Volume 8, Issue 3 p. 259-267
Political Sociology

The Political Lives of Girls

Jessica K. Taft

Corresponding Author

Jessica K. Taft

Davidson College

Correspondence address: Jessica K. Taft, Davidson College, Davidson NC 28035, USA. E–mail: [email protected]Search for more papers by this author
First published: 18 March 2014
Citations: 25

Abstract

Girls are increasingly being publically celebrated as community leaders, models for ideal citizenship, and central to economic development. Contemporary girlhood is rich with political implications and significance. In this essay, I outline some of the scholarship on the public discourses that idealize girls as model neoliberal citizens and address important findings and contributions from empirical research on the political lives of girls: girls' political beliefs, political socialization, political identities, and their practices of political and civic engagement.
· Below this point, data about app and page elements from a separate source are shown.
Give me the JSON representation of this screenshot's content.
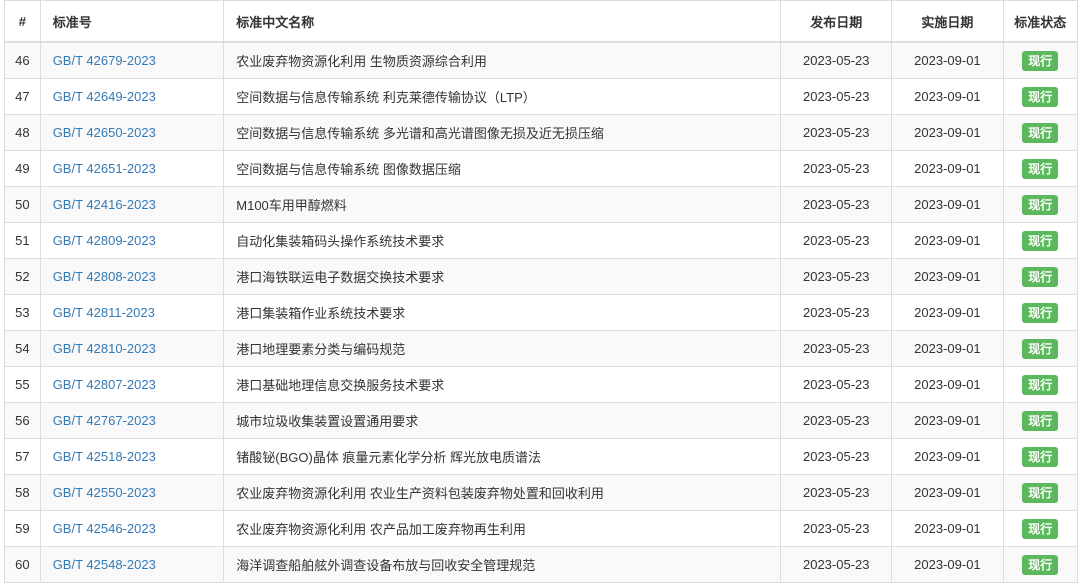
{
  "table": {
    "headers": {
      "num": "#",
      "std_no": "标准号",
      "name": "标准中文名称",
      "publish_date": "发布日期",
      "implement_date": "实施日期",
      "status": "标准状态"
    },
    "rows": [
      {
        "num": "46",
        "std_no": "GB/T 42679-2023",
        "name": "农业废弃物资源化利用 生物质资源综合利用",
        "publish_date": "2023-05-23",
        "implement_date": "2023-09-01",
        "status": "现行"
      },
      {
        "num": "47",
        "std_no": "GB/T 42649-2023",
        "name": "空间数据与信息传输系统 利克莱德传输协议（LTP）",
        "publish_date": "2023-05-23",
        "implement_date": "2023-09-01",
        "status": "现行"
      },
      {
        "num": "48",
        "std_no": "GB/T 42650-2023",
        "name": "空间数据与信息传输系统 多光谱和高光谱图像无损及近无损压缩",
        "publish_date": "2023-05-23",
        "implement_date": "2023-09-01",
        "status": "现行"
      },
      {
        "num": "49",
        "std_no": "GB/T 42651-2023",
        "name": "空间数据与信息传输系统 图像数据压缩",
        "publish_date": "2023-05-23",
        "implement_date": "2023-09-01",
        "status": "现行"
      },
      {
        "num": "50",
        "std_no": "GB/T 42416-2023",
        "name": "M100车用甲醇燃料",
        "publish_date": "2023-05-23",
        "implement_date": "2023-09-01",
        "status": "现行"
      },
      {
        "num": "51",
        "std_no": "GB/T 42809-2023",
        "name": "自动化集装箱码头操作系统技术要求",
        "publish_date": "2023-05-23",
        "implement_date": "2023-09-01",
        "status": "现行"
      },
      {
        "num": "52",
        "std_no": "GB/T 42808-2023",
        "name": "港口海铁联运电子数据交换技术要求",
        "publish_date": "2023-05-23",
        "implement_date": "2023-09-01",
        "status": "现行"
      },
      {
        "num": "53",
        "std_no": "GB/T 42811-2023",
        "name": "港口集装箱作业系统技术要求",
        "publish_date": "2023-05-23",
        "implement_date": "2023-09-01",
        "status": "现行"
      },
      {
        "num": "54",
        "std_no": "GB/T 42810-2023",
        "name": "港口地理要素分类与编码规范",
        "publish_date": "2023-05-23",
        "implement_date": "2023-09-01",
        "status": "现行"
      },
      {
        "num": "55",
        "std_no": "GB/T 42807-2023",
        "name": "港口基础地理信息交换服务技术要求",
        "publish_date": "2023-05-23",
        "implement_date": "2023-09-01",
        "status": "现行"
      },
      {
        "num": "56",
        "std_no": "GB/T 42767-2023",
        "name": "城市垃圾收集装置设置通用要求",
        "publish_date": "2023-05-23",
        "implement_date": "2023-09-01",
        "status": "现行"
      },
      {
        "num": "57",
        "std_no": "GB/T 42518-2023",
        "name": "锗酸铋(BGO)晶体 痕量元素化学分析 辉光放电质谱法",
        "publish_date": "2023-05-23",
        "implement_date": "2023-09-01",
        "status": "现行"
      },
      {
        "num": "58",
        "std_no": "GB/T 42550-2023",
        "name": "农业废弃物资源化利用 农业生产资料包装废弃物处置和回收利用",
        "publish_date": "2023-05-23",
        "implement_date": "2023-09-01",
        "status": "现行"
      },
      {
        "num": "59",
        "std_no": "GB/T 42546-2023",
        "name": "农业废弃物资源化利用 农产品加工废弃物再生利用",
        "publish_date": "2023-05-23",
        "implement_date": "2023-09-01",
        "status": "现行"
      },
      {
        "num": "60",
        "std_no": "GB/T 42548-2023",
        "name": "海洋调查船舶舷外调查设备布放与回收安全管理规范",
        "publish_date": "2023-05-23",
        "implement_date": "2023-09-01",
        "status": "现行"
      }
    ]
  },
  "colors": {
    "link": "#337ab7",
    "status_badge": "#5cb85c",
    "row_stripe": "#f9f9f9",
    "border": "#dddddd"
  }
}
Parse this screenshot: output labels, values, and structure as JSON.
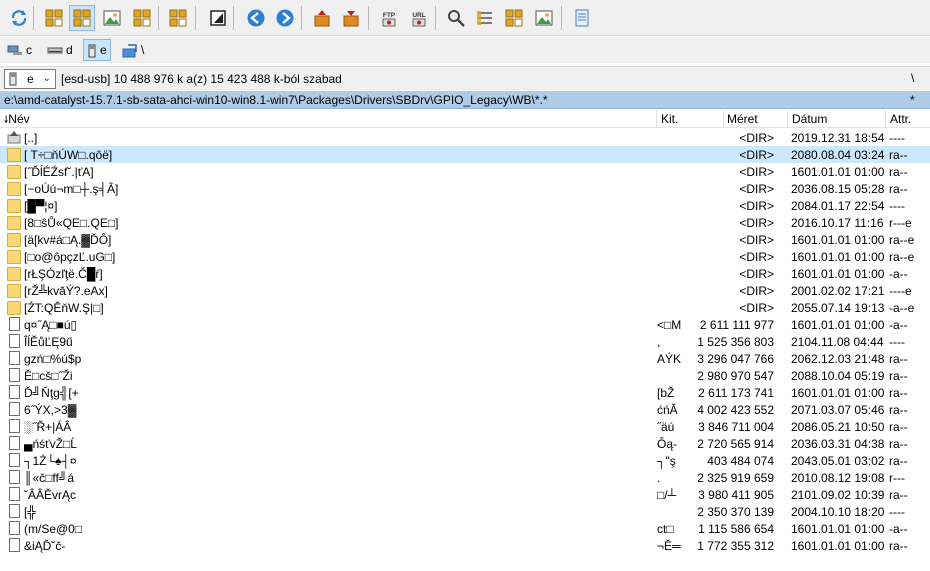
{
  "toolbar": {
    "buttons": [
      {
        "name": "refresh-icon",
        "color": "#2f7fd1"
      },
      {
        "name": "brief-view-icon",
        "color": "#e0a420"
      },
      {
        "name": "full-view-icon",
        "color": "#e0a420",
        "active": true
      },
      {
        "name": "thumbnail-view-icon",
        "color": "#3b9c3b"
      },
      {
        "name": "tree-view-icon",
        "color": "#e0a420"
      },
      {
        "name": "compare-dirs-icon",
        "color": "#e0a420"
      },
      {
        "name": "hidden-files-icon",
        "color": "#222222"
      },
      {
        "name": "back-icon",
        "color": "#2f7fd1"
      },
      {
        "name": "forward-icon",
        "color": "#2f7fd1"
      },
      {
        "name": "pack-icon",
        "color": "#e08a20"
      },
      {
        "name": "unpack-icon",
        "color": "#e08a20"
      },
      {
        "name": "ftp-icon",
        "color": "#c02020",
        "label": "FTP"
      },
      {
        "name": "url-icon",
        "color": "#c02020",
        "label": "URL"
      },
      {
        "name": "search-icon",
        "color": "#444444"
      },
      {
        "name": "multi-rename-icon",
        "color": "#e0a420"
      },
      {
        "name": "sync-dirs-icon",
        "color": "#e0a420"
      },
      {
        "name": "file-editor-icon",
        "color": "#3b9c3b"
      },
      {
        "name": "notepad-icon",
        "color": "#4a7fc0"
      }
    ]
  },
  "drives": [
    {
      "letter": "c",
      "icon": "network-drive-icon",
      "active": false
    },
    {
      "letter": "d",
      "icon": "disk-drive-icon",
      "active": false
    },
    {
      "letter": "e",
      "icon": "usb-drive-icon",
      "active": true
    },
    {
      "letter": "\\",
      "icon": "root-folder-icon",
      "active": false
    }
  ],
  "infobar": {
    "drive_letter": "e",
    "free_text": "[esd-usb]  10 488 976 k a(z) 15 423 488 k-ból szabad",
    "root_label": "\\"
  },
  "pathbar": {
    "path": "e:\\amd-catalyst-15.7.1-sb-sata-ahci-win10-win8.1-win7\\Packages\\Drivers\\SBDrv\\GPIO_Legacy\\WB\\*.*",
    "star": "*"
  },
  "columns": {
    "name": "Név",
    "ext": "Kit.",
    "size": "Méret",
    "date": "Dátum",
    "attr": "Attr."
  },
  "files": [
    {
      "type": "up",
      "name": "[..]",
      "ext": "",
      "size": "<DIR>",
      "date": "2019.12.31 18:54",
      "attr": "----"
    },
    {
      "type": "dir",
      "name": "[ T÷□ňÚW□.qôë]",
      "ext": "",
      "size": "<DIR>",
      "date": "2080.08.04 03:24",
      "attr": "ra--",
      "selected": true
    },
    {
      "type": "dir",
      "name": "[˝ĎĺÉŹsf˘.|ťA]",
      "ext": "",
      "size": "<DIR>",
      "date": "1601.01.01 01:00",
      "attr": "ra--"
    },
    {
      "type": "dir",
      "name": "[−oÚú¬m□┼.ş╡Â]",
      "ext": "",
      "size": "<DIR>",
      "date": "2036.08.15 05:28",
      "attr": "ra--"
    },
    {
      "type": "dir",
      "name": "[█▀¦¤]",
      "ext": "",
      "size": "<DIR>",
      "date": "2084.01.17 22:54",
      "attr": "----"
    },
    {
      "type": "dir",
      "name": "[8□ŝŮ«QE□.QE□]",
      "ext": "",
      "size": "<DIR>",
      "date": "2016.10.17 11:16",
      "attr": "r---e"
    },
    {
      "type": "dir",
      "name": "[ä[kv#á□Ą.▓ĎÔ]",
      "ext": "",
      "size": "<DIR>",
      "date": "1601.01.01 01:00",
      "attr": "ra--e"
    },
    {
      "type": "dir",
      "name": "[□o@ôpçzĽ.uG□]",
      "ext": "",
      "size": "<DIR>",
      "date": "1601.01.01 01:00",
      "attr": "ra--e"
    },
    {
      "type": "dir",
      "name": "[rŁŞÓzľţë.Č█ŕ]",
      "ext": "",
      "size": "<DIR>",
      "date": "1601.01.01 01:00",
      "attr": "-a--"
    },
    {
      "type": "dir",
      "name": "[rŽ╩kvăÝ?.eAx]",
      "ext": "",
      "size": "<DIR>",
      "date": "2001.02.02 17:21",
      "attr": "----e"
    },
    {
      "type": "dir",
      "name": "[ŹT:QĚňW.Ş|□]",
      "ext": "",
      "size": "<DIR>",
      "date": "2055.07.14 19:13",
      "attr": "-a--e"
    },
    {
      "type": "file",
      "name": "q¤˝Ą□■ú▯",
      "ext": "<□M",
      "size": "2 611 111 977",
      "date": "1601.01.01 01:00",
      "attr": "-a--"
    },
    {
      "type": "file",
      "name": "ÎĺĚůĽĘ9ű",
      "ext": ",",
      "size": "1 525 356 803",
      "date": "2104.11.08 04:44",
      "attr": "----"
    },
    {
      "type": "file",
      "name": "gzń□%ú$p",
      "ext": "AÝK",
      "size": "3 296 047 766",
      "date": "2062.12.03 21:48",
      "attr": "ra--"
    },
    {
      "type": "file",
      "name": "Ě□cš□˝Ži",
      "ext": "",
      "size": "2 980 970 547",
      "date": "2088.10.04 05:19",
      "attr": "ra--"
    },
    {
      "type": "file",
      "name": "Ď╝Ňţg╣[+",
      "ext": "[bŽ",
      "size": "2 611 173 741",
      "date": "1601.01.01 01:00",
      "attr": "ra--"
    },
    {
      "type": "file",
      "name": "6˝ÝX,>3▓",
      "ext": "ćńĂ",
      "size": "4 002 423 552",
      "date": "2071.03.07 05:46",
      "attr": "ra--"
    },
    {
      "type": "file",
      "name": "░˝Ř+|ÁÂ",
      "ext": "˝äú",
      "size": "3 846 711 004",
      "date": "2086.05.21 10:50",
      "attr": "ra--"
    },
    {
      "type": "file",
      "name": "▄ńśťvŽ□Ĺ",
      "ext": "Ôą-",
      "size": "2 720 565 914",
      "date": "2036.03.31 04:38",
      "attr": "ra--"
    },
    {
      "type": "file",
      "name": "┐1Ź└♠┤¤",
      "ext": "┐\"ş",
      "size": "403 484 074",
      "date": "2043.05.01 03:02",
      "attr": "ra--"
    },
    {
      "type": "file",
      "name": "║«č□ff╝á",
      "ext": ".",
      "size": "2 325 919 659",
      "date": "2010.08.12 19:08",
      "attr": "r---"
    },
    {
      "type": "file",
      "name": "˘ÂÂĚvrĄc",
      "ext": "□/┴",
      "size": "3 980 411 905",
      "date": "2101.09.02 10:39",
      "attr": "ra--"
    },
    {
      "type": "file",
      "name": "[╬",
      "ext": "",
      "size": "2 350 370 139",
      "date": "2004.10.10 18:20",
      "attr": "----"
    },
    {
      "type": "file",
      "name": "(m/Se@0□",
      "ext": "ct□",
      "size": "1 115 586 654",
      "date": "1601.01.01 01:00",
      "attr": "-a--"
    },
    {
      "type": "file",
      "name": "&iĄĎ˘č-",
      "ext": "¬Ě═",
      "size": "1 772 355 312",
      "date": "1601.01.01 01:00",
      "attr": "ra--"
    }
  ]
}
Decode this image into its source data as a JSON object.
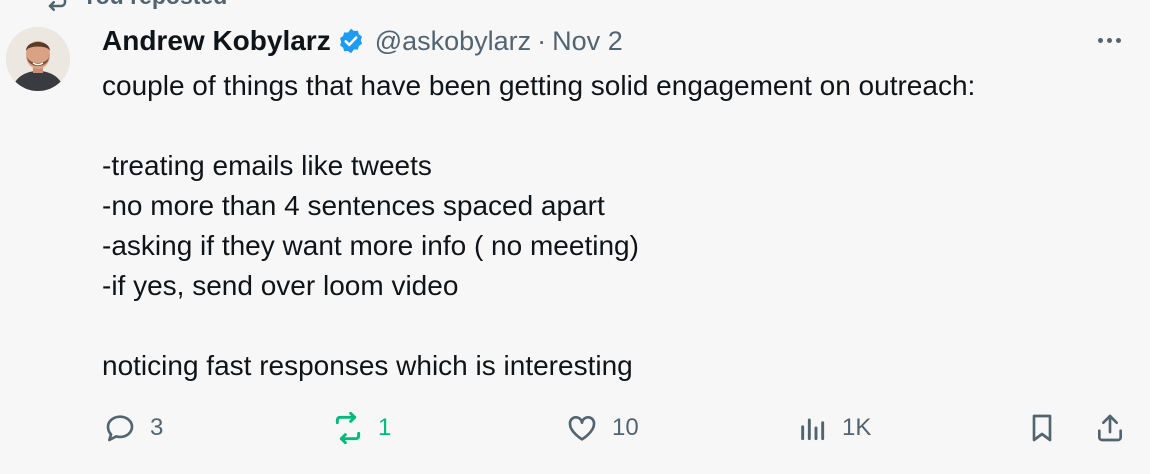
{
  "repost_banner": {
    "label": "You reposted",
    "icon": "repost-icon"
  },
  "tweet": {
    "author_name": "Andrew Kobylarz",
    "verified": true,
    "handle": "@askobylarz",
    "separator": "·",
    "date": "Nov 2",
    "lines": [
      "couple of things that have been getting solid engagement on outreach:",
      "",
      "-treating emails like tweets",
      "-no more than 4 sentences spaced apart",
      "-asking if they want more info ( no meeting)",
      "-if yes, send over loom video",
      "",
      "noticing fast responses which is interesting"
    ]
  },
  "actions": {
    "replies": "3",
    "reposts": "1",
    "likes": "10",
    "views": "1K"
  },
  "colors": {
    "background": "#f7f7f7",
    "text": "#0f1419",
    "muted": "#536471",
    "repost_active": "#00ba7c",
    "verified": "#1d9bf0"
  }
}
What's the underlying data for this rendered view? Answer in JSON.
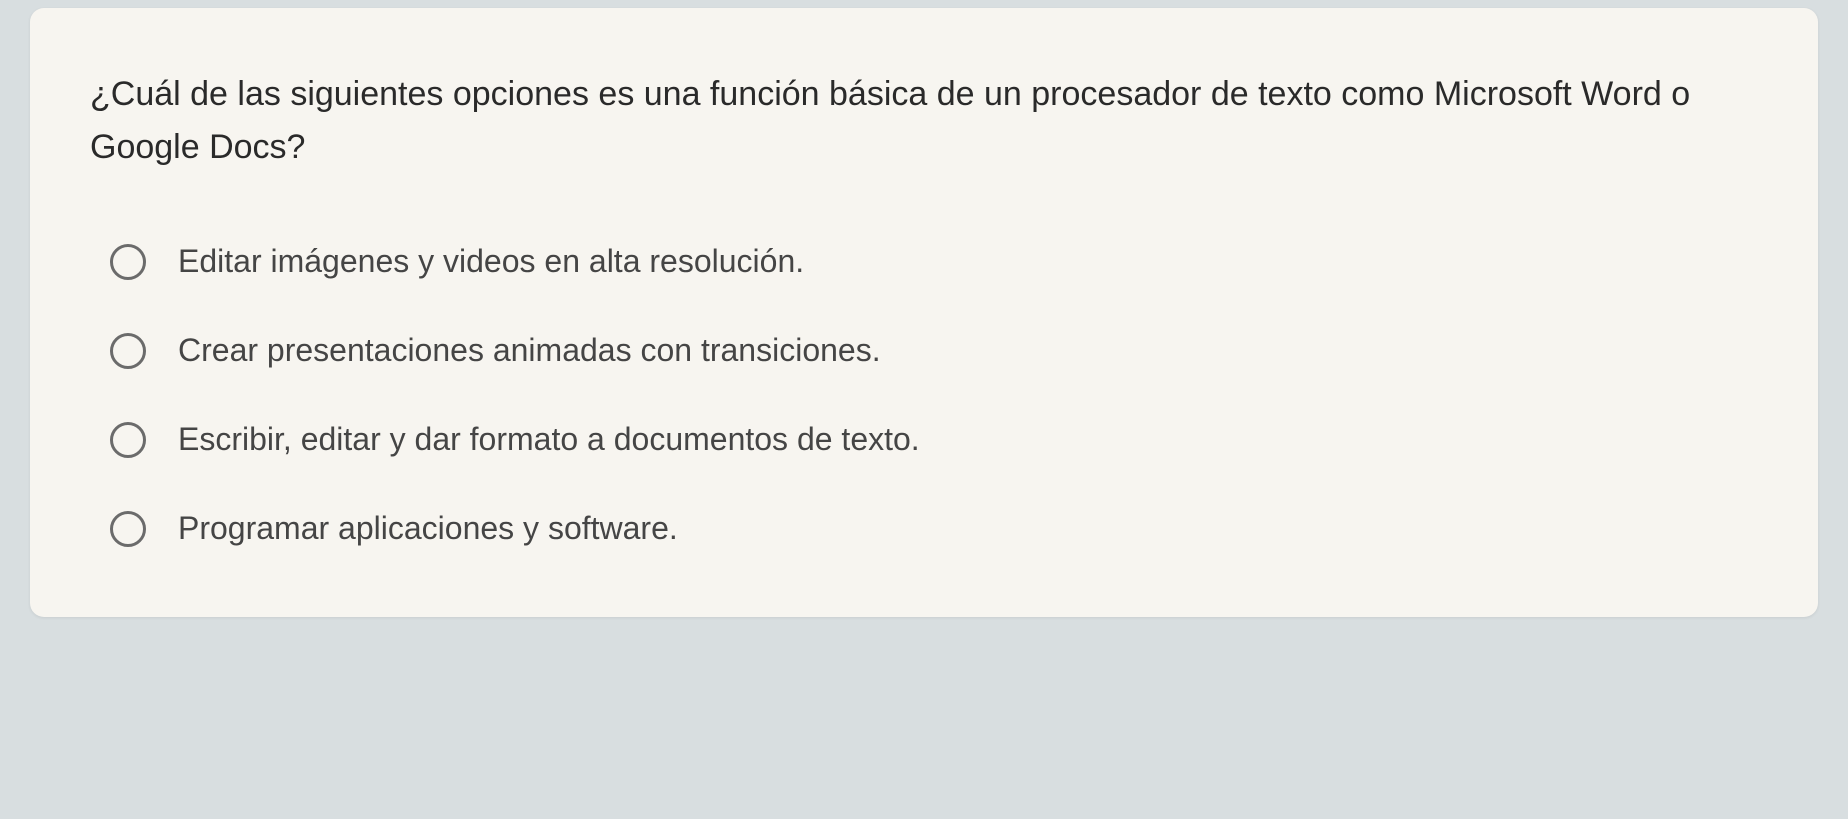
{
  "question": "¿Cuál de las siguientes opciones es una función básica de un procesador de texto como Microsoft Word o Google Docs?",
  "options": [
    {
      "label": "Editar imágenes y videos en alta resolución."
    },
    {
      "label": "Crear presentaciones animadas con transiciones."
    },
    {
      "label": "Escribir, editar y dar formato a documentos de texto."
    },
    {
      "label": "Programar aplicaciones y software."
    }
  ]
}
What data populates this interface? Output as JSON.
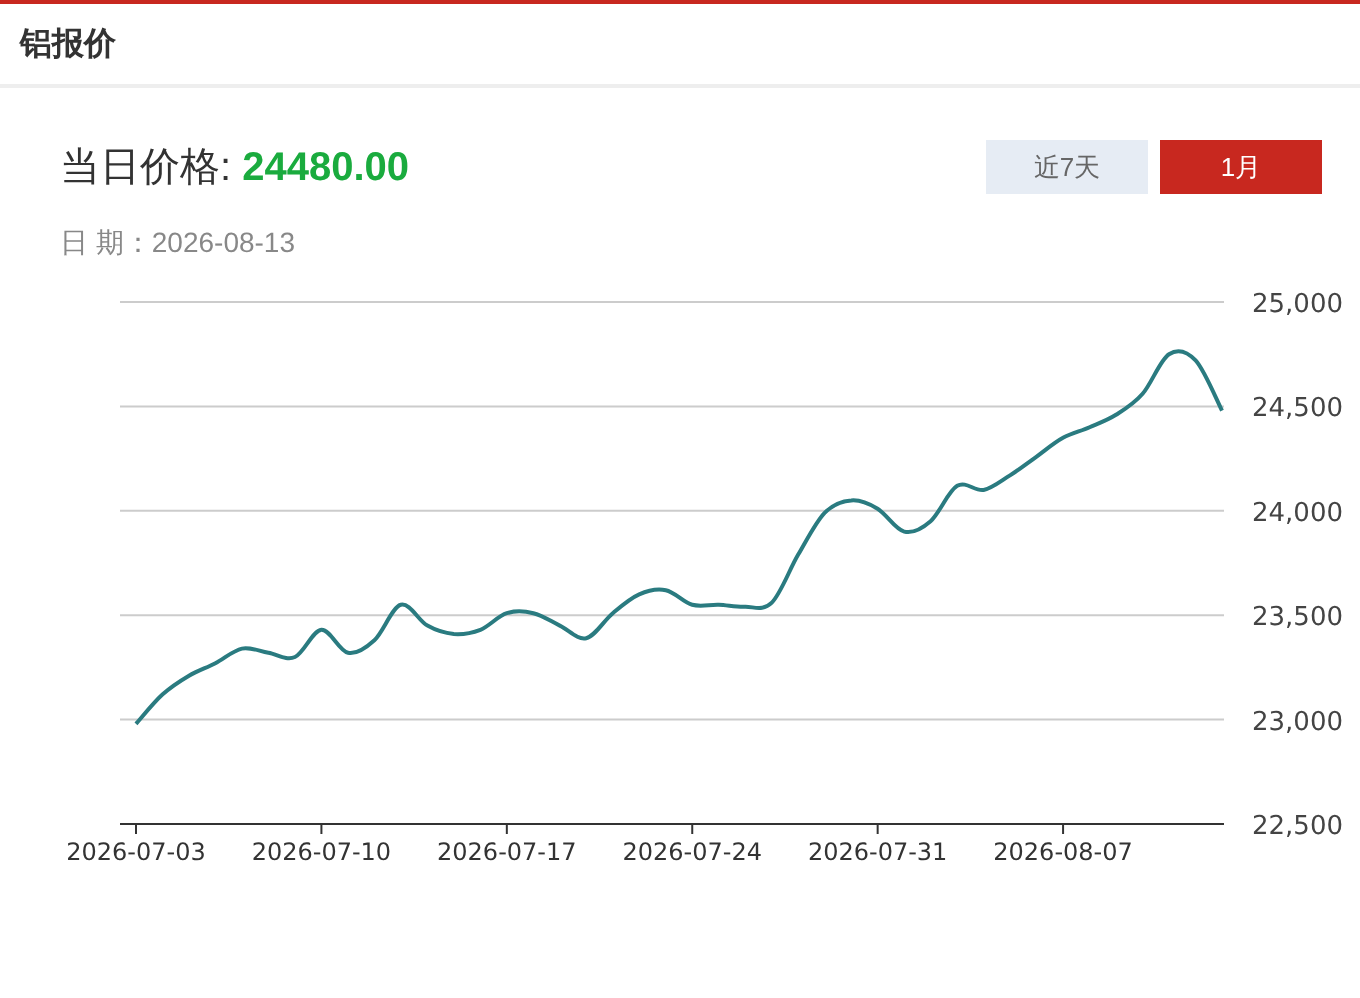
{
  "header": {
    "title": "铝报价"
  },
  "price": {
    "label": "当日价格:",
    "value": "24480.00"
  },
  "date": {
    "label": "日 期：",
    "value": "2026-08-13"
  },
  "range_buttons": [
    {
      "label": "近7天",
      "selected": false
    },
    {
      "label": "1月",
      "selected": true
    }
  ],
  "chart_data": {
    "type": "line",
    "grid": true,
    "categories": [
      "2026-07-03",
      null,
      null,
      null,
      null,
      null,
      null,
      "2026-07-10",
      null,
      null,
      null,
      null,
      null,
      null,
      "2026-07-17",
      null,
      null,
      null,
      null,
      null,
      null,
      "2026-07-24",
      null,
      null,
      null,
      null,
      null,
      null,
      "2026-07-31",
      null,
      null,
      null,
      null,
      null,
      null,
      "2026-08-07",
      null,
      null,
      null,
      null,
      null,
      null
    ],
    "series": [
      {
        "color": "#2a7b80",
        "values": [
          22980,
          23120,
          23210,
          23270,
          23340,
          23320,
          23300,
          23430,
          23320,
          23380,
          23550,
          23450,
          23410,
          23430,
          23510,
          23510,
          23450,
          23390,
          23510,
          23600,
          23620,
          23550,
          23550,
          23540,
          23560,
          23790,
          23990,
          24050,
          24010,
          23900,
          23950,
          24120,
          24100,
          24170,
          24260,
          24350,
          24400,
          24460,
          24560,
          24750,
          24720,
          24480
        ]
      }
    ],
    "ylim": [
      22500,
      25000
    ],
    "yticks": [
      {
        "value": 22500,
        "label": "22,500"
      },
      {
        "value": 23000,
        "label": "23,000"
      },
      {
        "value": 23500,
        "label": "23,500"
      },
      {
        "value": 24000,
        "label": "24,000"
      },
      {
        "value": 24500,
        "label": "24,500"
      },
      {
        "value": 25000,
        "label": "25,000"
      }
    ]
  }
}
There is a growing body of scholarship that suggests that studying the political lives of girls enables and requires a re-thinking of some key concepts in political sociology, including the meaning of politics, of engagement, and of citizenship for different populations.